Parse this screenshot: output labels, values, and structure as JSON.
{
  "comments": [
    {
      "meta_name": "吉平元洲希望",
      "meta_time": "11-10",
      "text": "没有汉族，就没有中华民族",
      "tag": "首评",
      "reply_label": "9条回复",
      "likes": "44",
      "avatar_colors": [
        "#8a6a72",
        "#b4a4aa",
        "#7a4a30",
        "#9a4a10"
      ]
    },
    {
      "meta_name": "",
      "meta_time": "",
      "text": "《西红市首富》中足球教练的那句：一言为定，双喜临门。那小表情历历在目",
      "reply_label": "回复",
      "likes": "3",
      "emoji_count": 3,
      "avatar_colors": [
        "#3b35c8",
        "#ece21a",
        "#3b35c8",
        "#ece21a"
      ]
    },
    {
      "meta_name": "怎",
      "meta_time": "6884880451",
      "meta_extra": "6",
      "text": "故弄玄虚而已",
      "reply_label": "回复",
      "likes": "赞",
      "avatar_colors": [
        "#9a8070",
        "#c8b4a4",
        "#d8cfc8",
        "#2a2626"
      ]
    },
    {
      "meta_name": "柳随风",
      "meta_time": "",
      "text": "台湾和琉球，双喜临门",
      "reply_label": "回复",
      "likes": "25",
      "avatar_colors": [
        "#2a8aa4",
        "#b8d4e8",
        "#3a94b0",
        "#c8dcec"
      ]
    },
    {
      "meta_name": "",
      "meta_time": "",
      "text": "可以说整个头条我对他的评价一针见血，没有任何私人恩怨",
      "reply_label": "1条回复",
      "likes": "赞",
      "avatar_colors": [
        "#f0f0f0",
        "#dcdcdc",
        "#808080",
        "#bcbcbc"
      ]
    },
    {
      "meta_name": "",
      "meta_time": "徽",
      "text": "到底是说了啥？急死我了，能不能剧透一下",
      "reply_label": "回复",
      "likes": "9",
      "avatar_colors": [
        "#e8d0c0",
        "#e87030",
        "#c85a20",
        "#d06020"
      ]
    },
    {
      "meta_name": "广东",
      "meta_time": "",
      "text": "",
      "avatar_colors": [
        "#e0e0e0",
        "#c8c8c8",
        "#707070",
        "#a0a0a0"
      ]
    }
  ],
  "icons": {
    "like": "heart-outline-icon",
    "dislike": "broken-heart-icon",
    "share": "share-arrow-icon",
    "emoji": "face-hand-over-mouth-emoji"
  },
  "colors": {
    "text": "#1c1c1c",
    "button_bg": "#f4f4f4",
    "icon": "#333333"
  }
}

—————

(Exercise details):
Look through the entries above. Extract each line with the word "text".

(Task result):
      "text": "没有汉族，就没有中华民族",
      "text": "《西红市首富》中足球教练的那句：一言为定，双喜临门。那小表情历历在目",
      "text": "故弄玄虚而已",
      "text": "台湾和琉球，双喜临门",
      "text": "可以说整个头条我对他的评价一针见血，没有任何私人恩怨",
      "text": "到底是说了啥？急死我了，能不能剧透一下",
      "text": "",
    "text": "#1c1c1c",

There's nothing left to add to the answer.